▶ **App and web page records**
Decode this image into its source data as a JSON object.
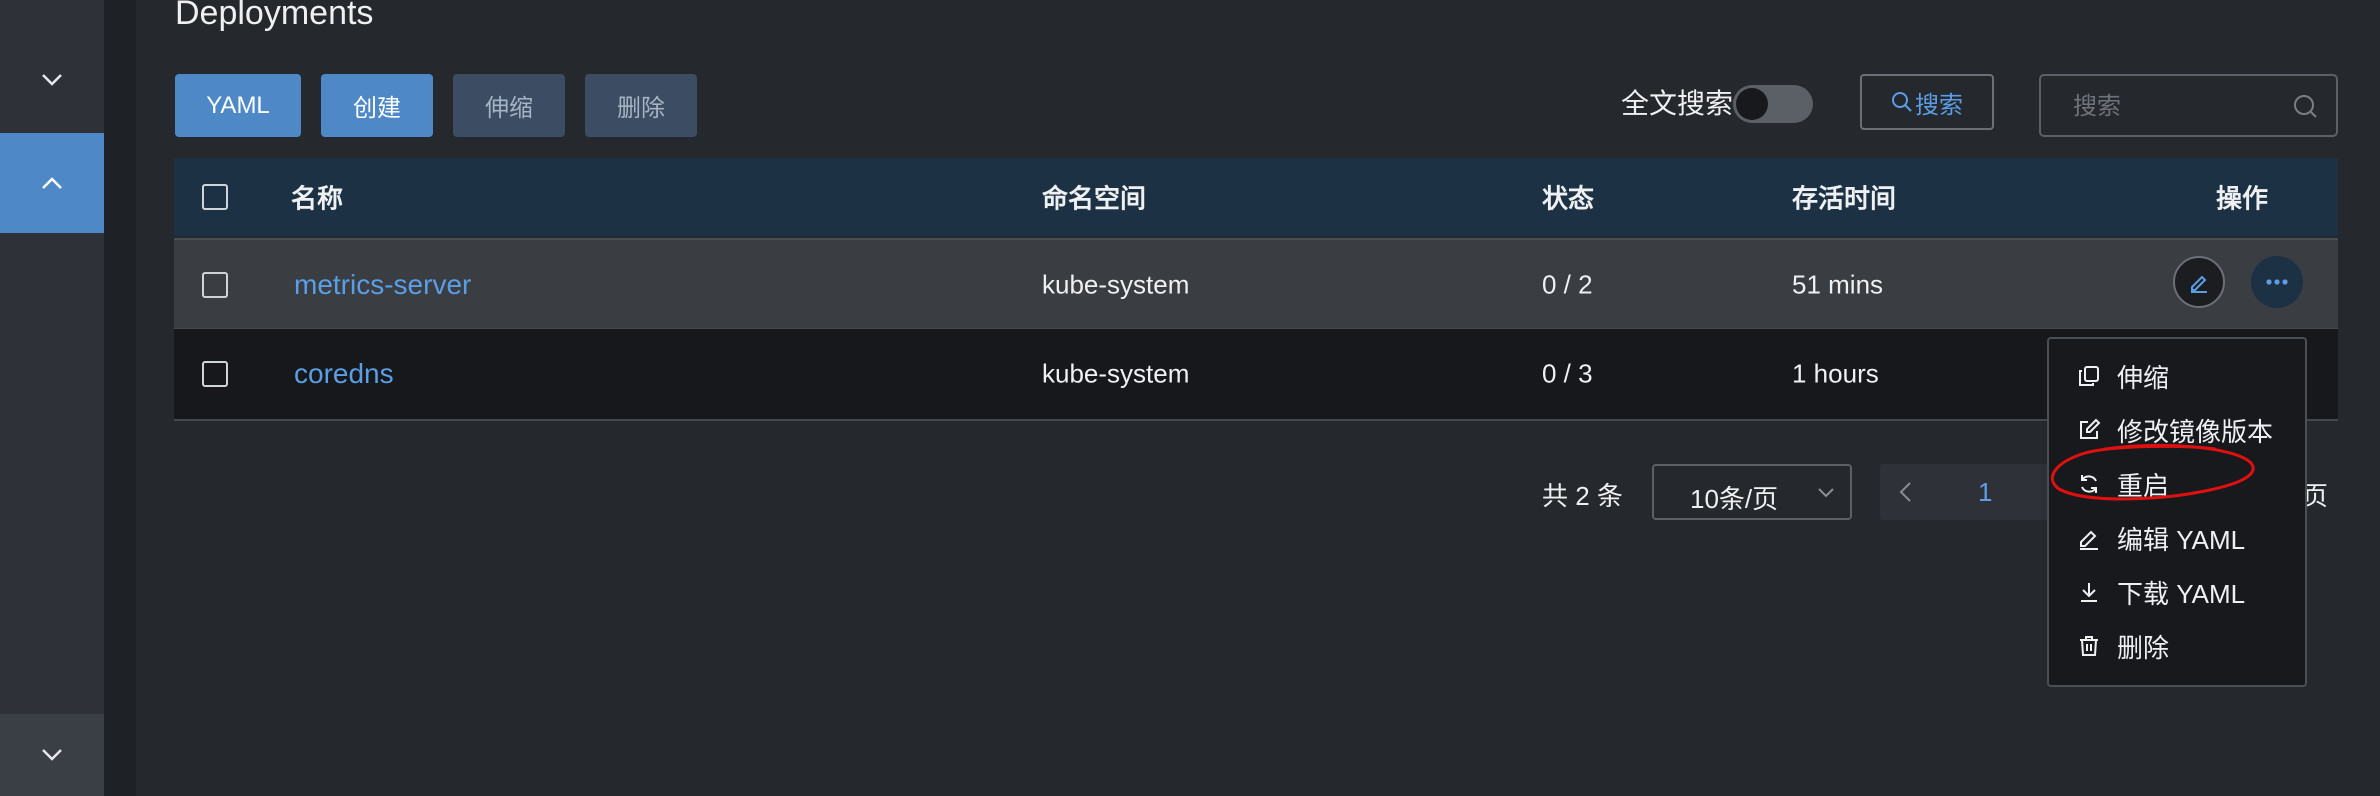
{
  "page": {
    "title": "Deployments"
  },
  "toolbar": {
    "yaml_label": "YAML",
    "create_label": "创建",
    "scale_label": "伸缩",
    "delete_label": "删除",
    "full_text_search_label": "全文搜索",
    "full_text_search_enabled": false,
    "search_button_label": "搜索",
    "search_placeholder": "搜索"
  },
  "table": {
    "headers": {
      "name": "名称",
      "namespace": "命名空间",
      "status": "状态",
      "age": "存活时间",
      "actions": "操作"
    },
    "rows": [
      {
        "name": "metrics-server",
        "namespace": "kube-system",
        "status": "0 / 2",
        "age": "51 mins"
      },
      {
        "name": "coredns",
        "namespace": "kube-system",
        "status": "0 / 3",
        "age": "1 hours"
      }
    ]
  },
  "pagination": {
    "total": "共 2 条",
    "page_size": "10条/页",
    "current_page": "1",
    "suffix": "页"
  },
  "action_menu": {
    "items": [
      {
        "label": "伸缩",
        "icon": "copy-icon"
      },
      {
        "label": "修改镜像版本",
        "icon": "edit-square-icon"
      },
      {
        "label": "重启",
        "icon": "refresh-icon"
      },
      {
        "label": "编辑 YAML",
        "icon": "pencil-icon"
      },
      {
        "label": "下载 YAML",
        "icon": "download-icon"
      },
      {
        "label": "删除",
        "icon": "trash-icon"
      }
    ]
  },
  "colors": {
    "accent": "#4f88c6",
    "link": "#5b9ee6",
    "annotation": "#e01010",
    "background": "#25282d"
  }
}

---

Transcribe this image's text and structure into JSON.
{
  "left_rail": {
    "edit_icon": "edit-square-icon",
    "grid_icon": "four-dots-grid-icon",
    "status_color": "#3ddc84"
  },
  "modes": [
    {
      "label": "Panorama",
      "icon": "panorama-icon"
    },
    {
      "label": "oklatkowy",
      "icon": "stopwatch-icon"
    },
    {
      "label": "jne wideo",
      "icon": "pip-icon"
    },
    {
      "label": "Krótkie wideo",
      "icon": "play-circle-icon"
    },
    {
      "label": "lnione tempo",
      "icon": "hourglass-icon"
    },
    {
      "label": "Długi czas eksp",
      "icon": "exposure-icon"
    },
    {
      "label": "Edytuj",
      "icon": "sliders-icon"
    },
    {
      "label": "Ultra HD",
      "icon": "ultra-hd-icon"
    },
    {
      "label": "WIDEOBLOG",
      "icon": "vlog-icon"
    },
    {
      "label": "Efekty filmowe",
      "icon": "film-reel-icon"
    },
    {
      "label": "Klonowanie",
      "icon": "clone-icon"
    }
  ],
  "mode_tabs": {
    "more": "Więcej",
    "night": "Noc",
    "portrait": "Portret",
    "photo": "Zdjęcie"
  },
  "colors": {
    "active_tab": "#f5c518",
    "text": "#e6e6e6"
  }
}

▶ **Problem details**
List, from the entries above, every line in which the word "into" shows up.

▶ **Your solution**
Decode this image into its source data as a JSON object.
Transcribe this image's text and structure into JSON.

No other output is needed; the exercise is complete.